    ; appear in this source code, where there is a CALL instruction to
    ; branch to the following line:


    ; Let's review what just happened. We reached here via a CALL instruction,
    ; and we're now in superuser (PRIV) mode. From the superuser's perspective,
    ; we didn't call here, we only branched here, because the CALL was done
    ; in user (NPRIV) mode and did not touch the superuser's return address
    ; stack. As for the user's stack, it now contains the starting address
    ; for the user program. Magic!

    ; --------------------------
    ; In the course of this mischief, we overwrote the instruction at
    ; address 'program' - 1, which likely didn't belong to us. Put it back
    ; as it used to be.
    wcm = prior.inst

    ; We have finished preparing this user program to run. This RETURN
    ; corresponds to "call" above and marks the end
    ; of this scope.

User program

What follows is the test program that is run in this preemptive multitasking example. Three instances of the same program are started. These instances produce different results, because they each have a different number of MIX instructions. Because preemptive multitasking allocates the CPU to each program for equal amounts of work, the simulation script knows the order the three instances will finish in and is able to individually validate the three different results produced.

Note that this program’s first instruction is a call to the glossary that follows the program. The glossary loads constant registers with their correct values. This need was discussed above under “load immediate values” for the main superuser code.

Here is the user program code:

    This is a short test program for preemptive multitasking. Using 0 as
    the key and initial value of 'word', it successively uses MIX (a
    substitution-permutation network instruction) to modify 'word'.

    This program does not terminate, because the superuser "scaffolding"
    around it doesn't maintain a process list and therefore doesn't have a
    way to allow this program to terminate. But it does have a 'goal' of
    how many MIX instructions to apply before verifying that 'word' has
    the correct value. When that goal is reached, a HALT is executed so
    the simulator script can check. Here are a few correct values of 'word'
    at various 'goal' settings:

        goal         word
        ----  -----------
          20  31358733809
         100  42533060964
         250  49274620803
        1000  19859066012

    This program is shorter than its cooperative multitasking counterparts,
    in part because preemption is unlikely to occur in lockstep with its
    loops. So the experiments we saw in the cooperative multitasking example
    don't really have natural places to insert them.
    call glossary       ; initialize constant registers for this user

    unsigned goal       ; input: how many MIX operations to compute
    unsigned n          ; count of how many MIX operations so far
    unsigned word       ; current state latest MIX
    keep goal

    n = 0
    word = 0

    cmp goal - n
    jump == reached.goal
    word = word mix 0
    n = n + 1
    jump loop

    ; Report the computation result back to the .ns script.
    word = word

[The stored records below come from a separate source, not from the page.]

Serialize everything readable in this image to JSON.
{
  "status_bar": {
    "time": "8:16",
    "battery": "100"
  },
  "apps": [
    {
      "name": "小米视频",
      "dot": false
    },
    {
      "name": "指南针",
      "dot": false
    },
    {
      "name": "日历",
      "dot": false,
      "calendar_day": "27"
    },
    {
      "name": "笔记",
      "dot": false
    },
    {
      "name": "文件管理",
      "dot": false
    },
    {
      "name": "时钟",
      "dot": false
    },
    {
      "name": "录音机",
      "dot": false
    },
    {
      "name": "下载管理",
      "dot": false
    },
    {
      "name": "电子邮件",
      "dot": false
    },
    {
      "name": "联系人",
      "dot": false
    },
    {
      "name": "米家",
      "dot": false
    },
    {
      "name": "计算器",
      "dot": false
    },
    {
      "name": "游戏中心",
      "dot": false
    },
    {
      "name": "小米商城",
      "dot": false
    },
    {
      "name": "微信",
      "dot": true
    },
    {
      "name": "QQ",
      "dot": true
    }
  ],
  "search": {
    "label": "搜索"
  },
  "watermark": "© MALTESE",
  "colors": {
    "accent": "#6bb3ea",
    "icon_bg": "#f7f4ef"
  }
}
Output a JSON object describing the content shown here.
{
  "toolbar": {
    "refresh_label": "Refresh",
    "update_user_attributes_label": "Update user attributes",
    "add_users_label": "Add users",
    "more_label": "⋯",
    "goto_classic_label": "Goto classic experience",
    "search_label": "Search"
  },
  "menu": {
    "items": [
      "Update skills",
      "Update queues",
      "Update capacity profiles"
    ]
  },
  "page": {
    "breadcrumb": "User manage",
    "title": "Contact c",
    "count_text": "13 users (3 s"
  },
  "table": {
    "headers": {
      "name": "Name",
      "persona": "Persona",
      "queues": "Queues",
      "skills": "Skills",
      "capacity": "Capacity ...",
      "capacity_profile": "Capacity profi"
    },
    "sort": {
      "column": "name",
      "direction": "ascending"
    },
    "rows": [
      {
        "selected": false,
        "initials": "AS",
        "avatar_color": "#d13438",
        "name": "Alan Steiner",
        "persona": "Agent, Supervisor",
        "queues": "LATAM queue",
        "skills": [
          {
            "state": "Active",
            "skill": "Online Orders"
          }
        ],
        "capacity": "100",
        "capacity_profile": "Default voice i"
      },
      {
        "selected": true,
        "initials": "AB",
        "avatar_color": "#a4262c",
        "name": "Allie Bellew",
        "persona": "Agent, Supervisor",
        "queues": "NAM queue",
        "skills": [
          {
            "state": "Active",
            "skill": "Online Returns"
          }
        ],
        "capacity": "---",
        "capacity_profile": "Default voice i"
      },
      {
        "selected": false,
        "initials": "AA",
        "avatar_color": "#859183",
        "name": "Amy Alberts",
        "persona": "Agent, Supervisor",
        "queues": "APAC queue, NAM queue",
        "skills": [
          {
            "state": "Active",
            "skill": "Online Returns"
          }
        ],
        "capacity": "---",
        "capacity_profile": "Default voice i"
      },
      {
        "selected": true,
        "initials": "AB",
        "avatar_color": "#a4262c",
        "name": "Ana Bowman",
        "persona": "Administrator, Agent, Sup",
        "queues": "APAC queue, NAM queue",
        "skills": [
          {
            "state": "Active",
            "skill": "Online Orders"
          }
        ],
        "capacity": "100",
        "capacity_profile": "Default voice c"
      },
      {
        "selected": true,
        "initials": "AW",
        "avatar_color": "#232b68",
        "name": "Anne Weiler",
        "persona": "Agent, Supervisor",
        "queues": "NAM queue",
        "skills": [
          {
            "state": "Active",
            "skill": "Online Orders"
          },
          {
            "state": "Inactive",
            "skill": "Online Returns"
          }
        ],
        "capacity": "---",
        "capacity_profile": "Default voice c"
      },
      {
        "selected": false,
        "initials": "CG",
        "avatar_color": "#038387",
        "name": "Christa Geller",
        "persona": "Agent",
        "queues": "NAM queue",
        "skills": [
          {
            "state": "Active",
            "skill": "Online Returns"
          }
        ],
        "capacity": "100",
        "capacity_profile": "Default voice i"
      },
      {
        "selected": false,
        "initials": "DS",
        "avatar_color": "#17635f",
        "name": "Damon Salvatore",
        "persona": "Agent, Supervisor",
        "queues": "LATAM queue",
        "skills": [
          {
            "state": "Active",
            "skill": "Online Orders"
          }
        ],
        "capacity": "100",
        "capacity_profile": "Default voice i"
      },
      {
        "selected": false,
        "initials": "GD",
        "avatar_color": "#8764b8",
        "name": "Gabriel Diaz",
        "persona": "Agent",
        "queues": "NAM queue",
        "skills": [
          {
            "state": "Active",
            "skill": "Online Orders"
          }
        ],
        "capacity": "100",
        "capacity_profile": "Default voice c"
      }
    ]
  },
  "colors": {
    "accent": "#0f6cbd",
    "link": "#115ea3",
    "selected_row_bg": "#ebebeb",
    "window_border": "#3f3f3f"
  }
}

    Unlike the cooperative multitasking example programs that continue
    calculating after the desired number of MIX instructions have executed,
    this program "shuts down." There isn't actually a way to terminate it,
    because the superuser isn't maintaining a list of currently-running
    programs that it can edit. So instead, we write an infinite loop of
    YIELD instructions so that this program uses as little CPU time
    relative to its peers as possible.

    If you're a YIELD guru and know its execution is delayed, you'll see
    below that YIELDs are "stacking up" in the sense that before one can
    suspend the program, another YIELD has been requested. I suspect the
    redundant YIELDs have no effect, and since there will be more to come
    after those, I see no harm here.
    jump finished

Glossary label

    ; This is the end of the source code. The assembler appends the
    ; glossary scope for constants here.

Marc W. Abel
Computer Science and Engineering
College of Engineering and Computer Science
Without secure hardware, there is no secure software.